Following M&A activity, firms can zero-in on pain points much sooner than if they had to stitch data together manually and try to combine the results from different tools on a case-by-case basis. Noetic estimates that – in the average enterprise environment – organizations may have more than 45 security tools running with conflicting roles and siloed results.

Continuous assessment

Rogers is one of the co-founders of the US-UK firm and brings 30 years of experience to Noetic. He was previously part of the Resilient Systems team and served as Director of Engineering when the cybersecurity company was acquired by IBM Security. Together with the other members of Noetic’s leadership, he wants to help organizations not just see through that mass of data, but to be able to assess their infrastructure continuously.

“Automation is great if you have a high level of confidence in sources and tasks that are reproducible,” he points out. And once users are in a position to trust the data at their fingertips, they are much more willing to roll out time-saving ‘find once, fix continuously’ style operations.

Platforms such as Noetic’s, and other systems that can unify siloed operating data, people, and computing assets, offer a new way of mapping the cybersecurity landscape. And this re-shaped ‘cyber cartography’, as some have called it, will allow enterprises to get ahead in multiple ways. We’ve already touched on the merits of being able to put unified data in front of new hires – for example, during CISO onboarding.

Other business benefits include enriching the decision-making process. For example, choices that were made on CVSS scores alone can now be contextualized alongside other operating data. Do vulnerabilities relate to machines being used in production versus assets deployed in a less critical area of the organization?

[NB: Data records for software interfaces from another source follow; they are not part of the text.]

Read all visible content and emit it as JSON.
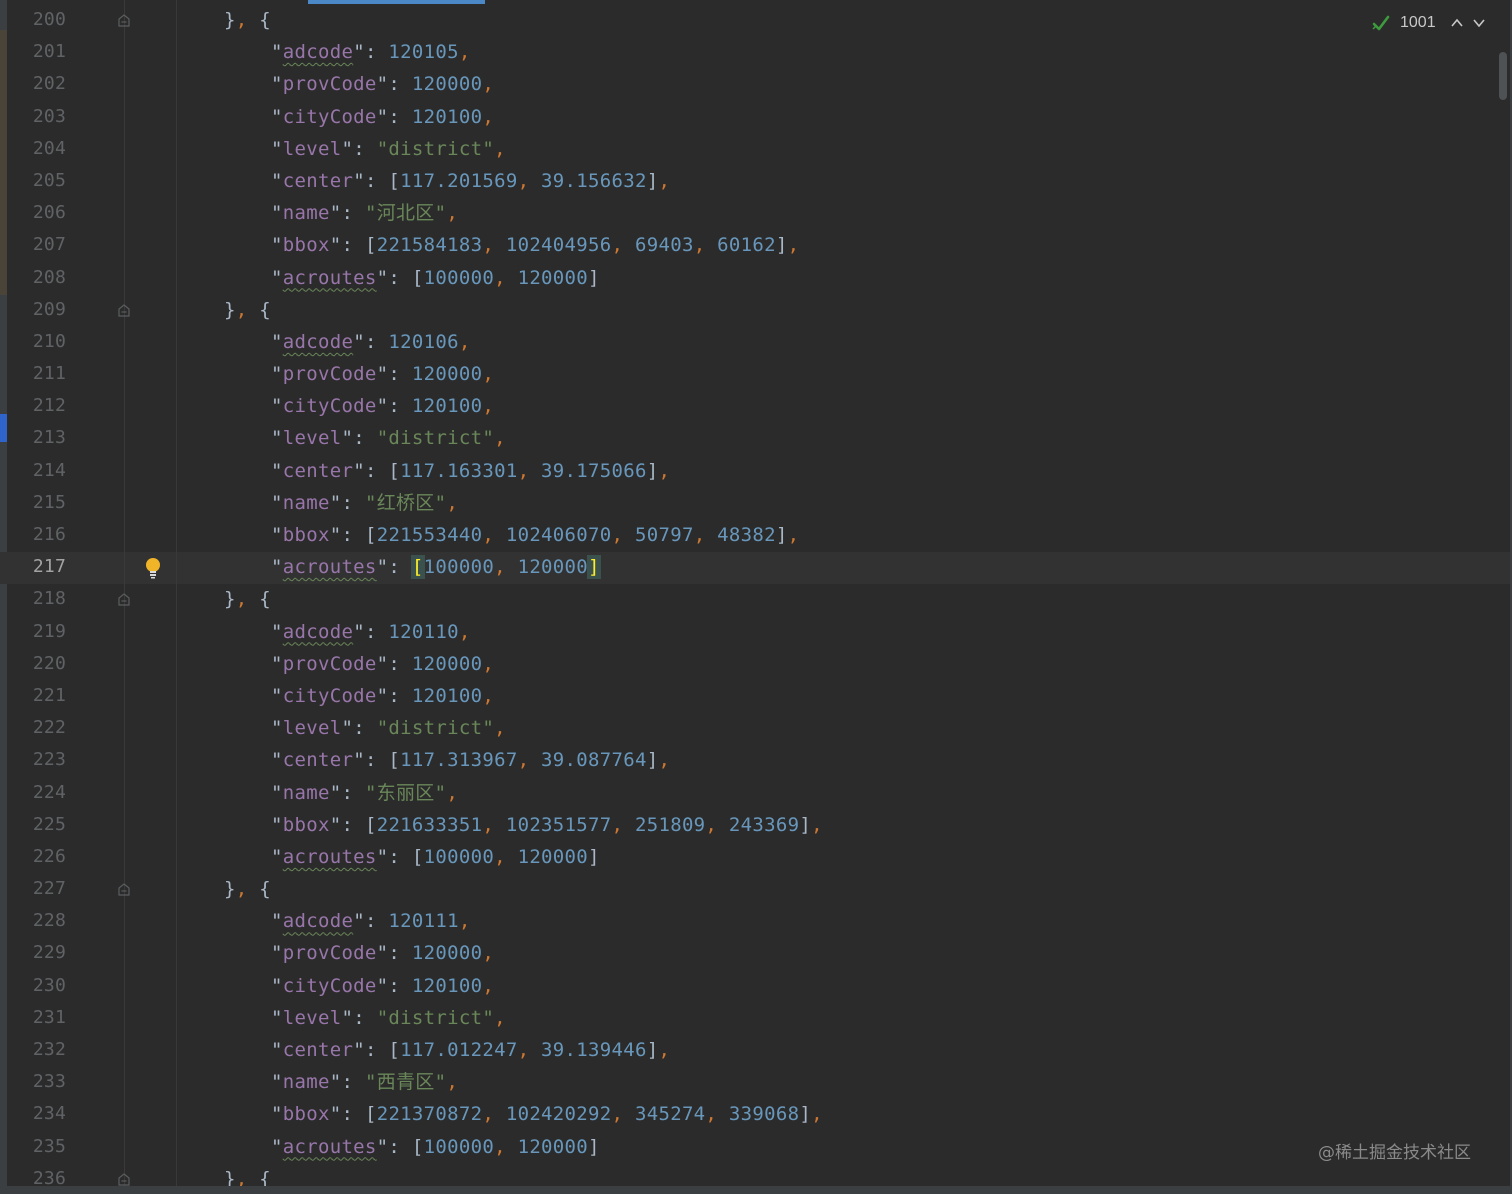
{
  "editor": {
    "status": {
      "inspection_count": "1001",
      "check_color": "#3d9a3d"
    },
    "watermark": "@稀土掘金技术社区",
    "lines": [
      {
        "n": "200",
        "kind": "sep"
      },
      {
        "n": "201",
        "kind": "num",
        "key": "adcode",
        "value": "120105",
        "spell": true
      },
      {
        "n": "202",
        "kind": "num",
        "key": "provCode",
        "value": "120000"
      },
      {
        "n": "203",
        "kind": "num",
        "key": "cityCode",
        "value": "120100"
      },
      {
        "n": "204",
        "kind": "str",
        "key": "level",
        "value": "\"district\""
      },
      {
        "n": "205",
        "kind": "arr",
        "key": "center",
        "values": [
          "117.201569",
          "39.156632"
        ]
      },
      {
        "n": "206",
        "kind": "str",
        "key": "name",
        "value": "\"河北区\""
      },
      {
        "n": "207",
        "kind": "arr",
        "key": "bbox",
        "values": [
          "221584183",
          "102404956",
          "69403",
          "60162"
        ]
      },
      {
        "n": "208",
        "kind": "arr",
        "key": "acroutes",
        "values": [
          "100000",
          "120000"
        ],
        "last": true,
        "spell": true
      },
      {
        "n": "209",
        "kind": "sep"
      },
      {
        "n": "210",
        "kind": "num",
        "key": "adcode",
        "value": "120106",
        "spell": true
      },
      {
        "n": "211",
        "kind": "num",
        "key": "provCode",
        "value": "120000"
      },
      {
        "n": "212",
        "kind": "num",
        "key": "cityCode",
        "value": "120100"
      },
      {
        "n": "213",
        "kind": "str",
        "key": "level",
        "value": "\"district\""
      },
      {
        "n": "214",
        "kind": "arr",
        "key": "center",
        "values": [
          "117.163301",
          "39.175066"
        ]
      },
      {
        "n": "215",
        "kind": "str",
        "key": "name",
        "value": "\"红桥区\""
      },
      {
        "n": "216",
        "kind": "arr",
        "key": "bbox",
        "values": [
          "221553440",
          "102406070",
          "50797",
          "48382"
        ]
      },
      {
        "n": "217",
        "kind": "arr",
        "key": "acroutes",
        "values": [
          "100000",
          "120000"
        ],
        "last": true,
        "spell": true,
        "current": true
      },
      {
        "n": "218",
        "kind": "sep"
      },
      {
        "n": "219",
        "kind": "num",
        "key": "adcode",
        "value": "120110",
        "spell": true
      },
      {
        "n": "220",
        "kind": "num",
        "key": "provCode",
        "value": "120000"
      },
      {
        "n": "221",
        "kind": "num",
        "key": "cityCode",
        "value": "120100"
      },
      {
        "n": "222",
        "kind": "str",
        "key": "level",
        "value": "\"district\""
      },
      {
        "n": "223",
        "kind": "arr",
        "key": "center",
        "values": [
          "117.313967",
          "39.087764"
        ]
      },
      {
        "n": "224",
        "kind": "str",
        "key": "name",
        "value": "\"东丽区\""
      },
      {
        "n": "225",
        "kind": "arr",
        "key": "bbox",
        "values": [
          "221633351",
          "102351577",
          "251809",
          "243369"
        ]
      },
      {
        "n": "226",
        "kind": "arr",
        "key": "acroutes",
        "values": [
          "100000",
          "120000"
        ],
        "last": true,
        "spell": true
      },
      {
        "n": "227",
        "kind": "sep"
      },
      {
        "n": "228",
        "kind": "num",
        "key": "adcode",
        "value": "120111",
        "spell": true
      },
      {
        "n": "229",
        "kind": "num",
        "key": "provCode",
        "value": "120000"
      },
      {
        "n": "230",
        "kind": "num",
        "key": "cityCode",
        "value": "120100"
      },
      {
        "n": "231",
        "kind": "str",
        "key": "level",
        "value": "\"district\""
      },
      {
        "n": "232",
        "kind": "arr",
        "key": "center",
        "values": [
          "117.012247",
          "39.139446"
        ]
      },
      {
        "n": "233",
        "kind": "str",
        "key": "name",
        "value": "\"西青区\""
      },
      {
        "n": "234",
        "kind": "arr",
        "key": "bbox",
        "values": [
          "221370872",
          "102420292",
          "345274",
          "339068"
        ]
      },
      {
        "n": "235",
        "kind": "arr",
        "key": "acroutes",
        "values": [
          "100000",
          "120000"
        ],
        "last": true,
        "spell": true
      },
      {
        "n": "236",
        "kind": "sep"
      }
    ]
  }
}
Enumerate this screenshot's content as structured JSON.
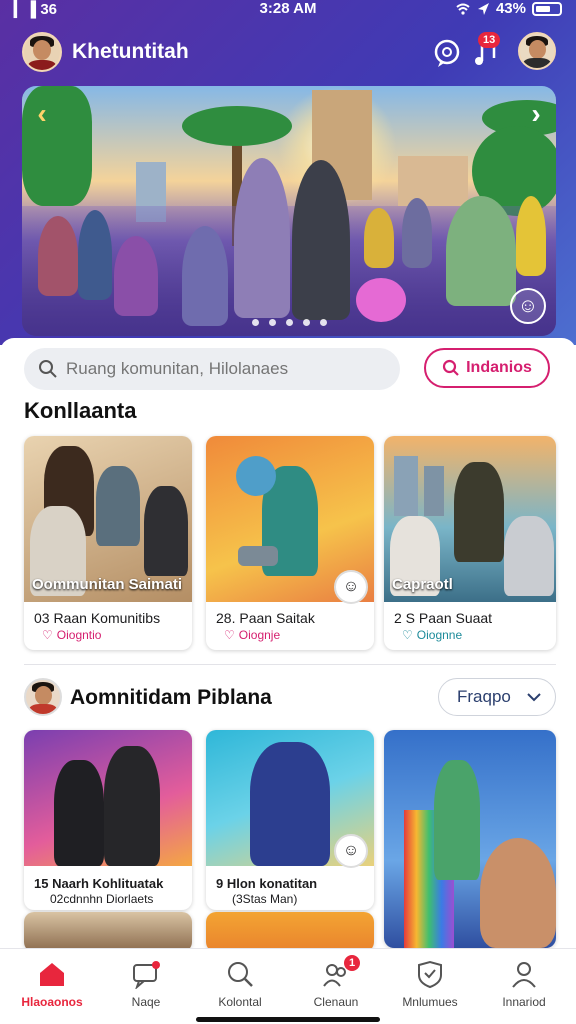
{
  "status_bar": {
    "signal": "▎▐ 36",
    "time": "3:28 AM",
    "battery": "43%"
  },
  "header": {
    "title": "Khetuntitah",
    "notification_badge": "13"
  },
  "banner": {
    "dots": 5,
    "active_dot": 0
  },
  "search": {
    "placeholder": "Ruang komunitan, Hilolanaes",
    "filter_label": "Indanios"
  },
  "section1": {
    "title": "Konllaanta",
    "cards": [
      {
        "caption": "Oommunitan Saimati",
        "line1": "03 Raan Komunitibs",
        "line2": "Oiogntio",
        "tone": "pink"
      },
      {
        "caption": "",
        "line1": "28. Paan Saitak",
        "line2": "Oiognje",
        "tone": "pink"
      },
      {
        "caption": "Capraotl",
        "line1": "2 S  Paan Suaat",
        "line2": "Oiognne",
        "tone": "teal"
      }
    ]
  },
  "section2": {
    "title": "Aomnitidam Piblana",
    "dropdown_label": "Fraqpo",
    "cards": [
      {
        "line1": "15 Naarh Kohlituatak",
        "line2": "02cdnnhn Diorlaets"
      },
      {
        "line1": "9 Hlon konatitan",
        "line2": "(3Stas Man)"
      },
      {
        "line1": "",
        "line2": ""
      }
    ]
  },
  "tabbar": {
    "items": [
      {
        "label": "Hlaoaonos",
        "icon": "home-icon",
        "active": true,
        "badge": ""
      },
      {
        "label": "Naqe",
        "icon": "chat-icon",
        "active": false,
        "badge": ""
      },
      {
        "label": "Kolontal",
        "icon": "search-icon",
        "active": false,
        "badge": ""
      },
      {
        "label": "Clenaun",
        "icon": "people-icon",
        "active": false,
        "badge": "1"
      },
      {
        "label": "Mnlumues",
        "icon": "shield-icon",
        "active": false,
        "badge": ""
      },
      {
        "label": "Innariod",
        "icon": "profile-icon",
        "active": false,
        "badge": ""
      }
    ]
  },
  "colors": {
    "accent": "#e8263d",
    "brand_purple": "#5a2fa3",
    "pink": "#d51f6f",
    "teal": "#1d8b9a"
  }
}
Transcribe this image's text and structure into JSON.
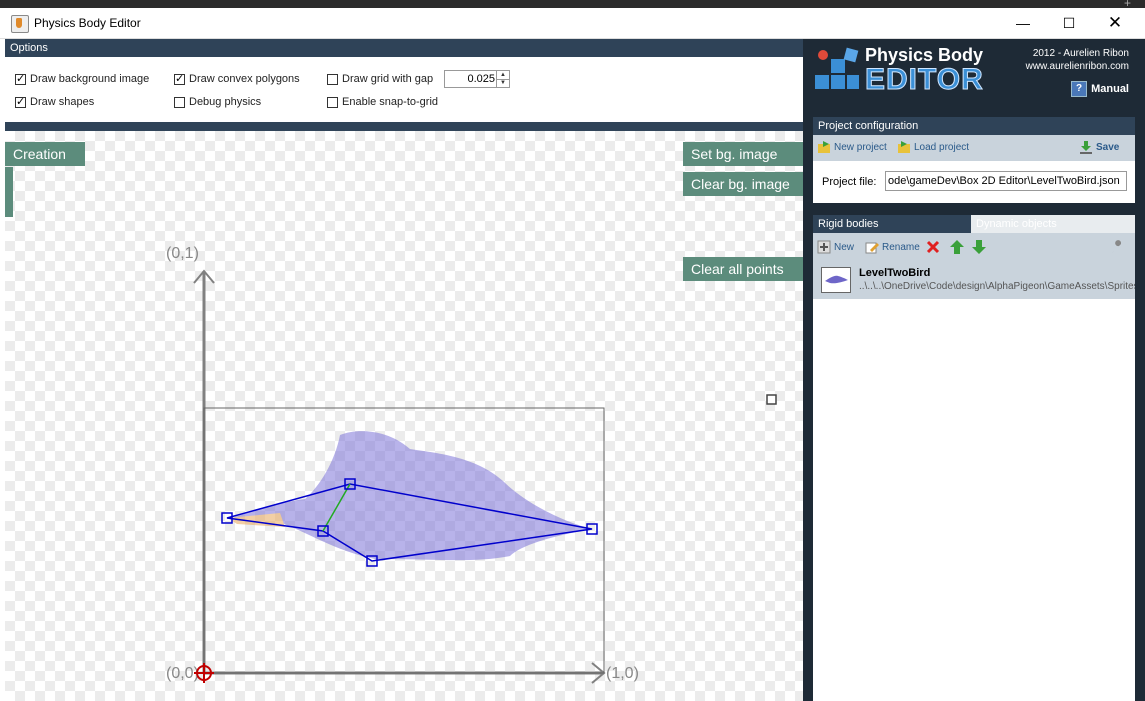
{
  "window": {
    "title": "Physics Body Editor"
  },
  "options": {
    "header": "Options",
    "draw_background_image": {
      "label": "Draw background image",
      "checked": true
    },
    "draw_shapes": {
      "label": "Draw shapes",
      "checked": true
    },
    "draw_convex_polygons": {
      "label": "Draw convex polygons",
      "checked": true
    },
    "debug_physics": {
      "label": "Debug physics",
      "checked": false
    },
    "draw_grid": {
      "label": "Draw grid with gap",
      "checked": false
    },
    "snap_to_grid": {
      "label": "Enable snap-to-grid",
      "checked": false
    },
    "grid_gap": "0.025"
  },
  "canvas": {
    "creation_button": "Creation",
    "set_bg_button": "Set bg. image",
    "clear_bg_button": "Clear bg. image",
    "clear_points_button": "Clear all points",
    "axis_y_label": "(0,1)",
    "origin_label": "(0,0)",
    "axis_x_label": "(1,0)"
  },
  "logo": {
    "title": "Physics Body",
    "editor": "EDITOR",
    "copyright": "2012 - Aurelien Ribon",
    "website": "www.aurelienribon.com",
    "manual": "Manual"
  },
  "project": {
    "header": "Project configuration",
    "new_label": "New project",
    "load_label": "Load project",
    "save_label": "Save",
    "file_label": "Project file:",
    "file_value": "ode\\gameDev\\Box 2D Editor\\LevelTwoBird.json"
  },
  "bodies": {
    "tab_rigid": "Rigid bodies",
    "tab_dynamic": "Dynamic objects",
    "new_label": "New",
    "rename_label": "Rename",
    "items": [
      {
        "name": "LevelTwoBird",
        "path": "..\\..\\..\\OneDrive\\Code\\design\\AlphaPigeon\\GameAssets\\Sprites"
      }
    ]
  },
  "colors": {
    "accent_green": "#5c8c7c",
    "header_blue": "#2f4358",
    "polygon": "#0000cc"
  }
}
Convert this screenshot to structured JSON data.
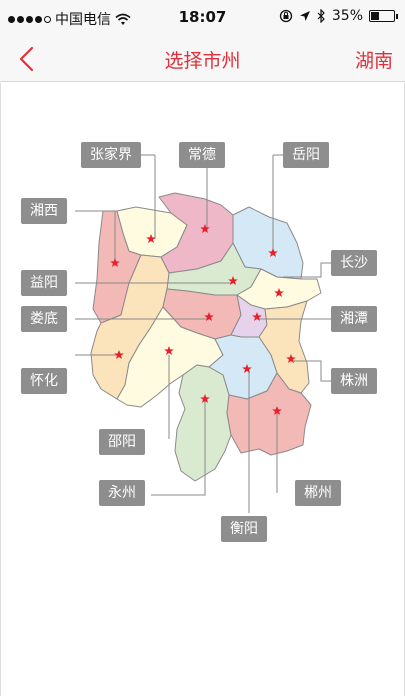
{
  "status_bar": {
    "carrier": "中国电信",
    "time": "18:07",
    "battery": "35%",
    "battery_level": 0.35
  },
  "nav": {
    "title": "选择市州",
    "right": "湖南"
  },
  "map": {
    "cities": [
      "张家界",
      "常德",
      "岳阳",
      "湘西",
      "长沙",
      "益阳",
      "湘潭",
      "娄底",
      "株洲",
      "怀化",
      "邵阳",
      "永州",
      "郴州",
      "衡阳"
    ]
  },
  "colors": {
    "accent": "#e0303a",
    "label_bg": "#8e8e8e",
    "star": "#e8202a"
  },
  "icons": [
    "back-chevron-icon",
    "wifi-icon",
    "lock-rotation-icon",
    "location-icon",
    "bluetooth-icon",
    "battery-icon",
    "star-icon"
  ]
}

Such features help security teams in quickly identifying which parts of the enterprise need their attention first. And it gives them objective data to back up those decisions. The pitch for enterprises to take a fresh look at their cybersecurity landscape and dig into insights that they likely already have, is a strong one.